When Trust or Will terms cannot be discerned by the way in which they were written, the court must follow the interpretation rules set out in the California Probate Code. One of those rules is found at Section 21121, which requires the Court to read the Trust or will document as a consistent whole. What does that mean?
The court must read the entire document and apply its provisions as if the Settlor intended the document to be consistent throughout. This also allows the court to explain an ambiguous section of the Trust by looking at a different section of the Trust and apply a consistent intent to the entire document.
For example, let’s say a Trust gives a gift to son, and then says if son does not survive the gift “passes to children.” It does not specify the children and it does not state whether the terms refers to the Settlor’s other children or the son’s children (the grandchildren of the Settlor).
In the subsequent Trust sections, similar gifts are made to Settlors other three kids and each one says if the child does not survive, the gift passes to the “child’s children (the Settlor’s grandchildren).”
We have an ambiguity as to son, but the gifts to the other three children are not ambiguous. In order to interpret the correct distribution of son’s share, the Court must read the Trust document as a consistent whole and the Court can use the language found under the other gifts to interpret the correct distribution of son’s share.
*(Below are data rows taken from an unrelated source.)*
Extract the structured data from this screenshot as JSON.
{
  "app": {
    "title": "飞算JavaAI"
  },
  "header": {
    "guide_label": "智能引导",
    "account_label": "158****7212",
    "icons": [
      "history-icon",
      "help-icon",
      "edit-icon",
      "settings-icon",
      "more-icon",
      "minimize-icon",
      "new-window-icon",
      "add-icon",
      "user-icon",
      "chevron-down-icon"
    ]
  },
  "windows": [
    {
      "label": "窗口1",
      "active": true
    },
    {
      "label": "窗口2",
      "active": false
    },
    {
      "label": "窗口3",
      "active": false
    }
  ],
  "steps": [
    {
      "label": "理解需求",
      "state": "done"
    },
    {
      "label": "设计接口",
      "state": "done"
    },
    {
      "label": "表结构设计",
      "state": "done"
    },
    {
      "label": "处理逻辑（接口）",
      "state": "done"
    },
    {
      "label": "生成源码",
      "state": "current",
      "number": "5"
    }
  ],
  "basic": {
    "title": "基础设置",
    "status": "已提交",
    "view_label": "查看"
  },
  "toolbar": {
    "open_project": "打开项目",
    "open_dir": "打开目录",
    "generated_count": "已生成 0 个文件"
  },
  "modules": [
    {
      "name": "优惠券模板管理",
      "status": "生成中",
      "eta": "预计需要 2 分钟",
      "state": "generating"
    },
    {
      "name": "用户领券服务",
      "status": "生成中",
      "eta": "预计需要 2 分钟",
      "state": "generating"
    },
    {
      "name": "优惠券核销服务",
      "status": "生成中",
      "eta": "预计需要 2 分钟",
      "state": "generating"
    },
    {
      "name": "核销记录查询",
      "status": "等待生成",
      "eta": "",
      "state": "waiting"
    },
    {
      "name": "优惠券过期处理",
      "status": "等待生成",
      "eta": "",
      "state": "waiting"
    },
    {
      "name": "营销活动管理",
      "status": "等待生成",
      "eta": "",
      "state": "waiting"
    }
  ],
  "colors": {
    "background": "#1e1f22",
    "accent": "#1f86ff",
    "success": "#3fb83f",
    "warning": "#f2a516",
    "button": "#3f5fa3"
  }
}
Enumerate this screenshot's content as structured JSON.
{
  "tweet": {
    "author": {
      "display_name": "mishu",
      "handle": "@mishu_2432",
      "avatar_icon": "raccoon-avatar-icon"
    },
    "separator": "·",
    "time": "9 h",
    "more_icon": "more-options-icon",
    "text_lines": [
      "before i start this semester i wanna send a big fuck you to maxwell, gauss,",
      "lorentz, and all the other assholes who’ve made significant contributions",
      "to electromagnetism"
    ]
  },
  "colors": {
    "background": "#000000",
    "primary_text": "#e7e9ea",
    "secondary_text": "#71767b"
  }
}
Since every other gift passes to the child’s children if the child does not survive, son’s gift should pass to his children if son does not survive the Settlor.
This pattern allows the Trust to be read and applied as a consistent whole. The law presumes that the Settlor would not want to treat one part of the Trust document differently from another section of the Trust document.
It may seem like an odd rule at first, but it provides some framework that the court can apply to figure out an ambiguous Trust.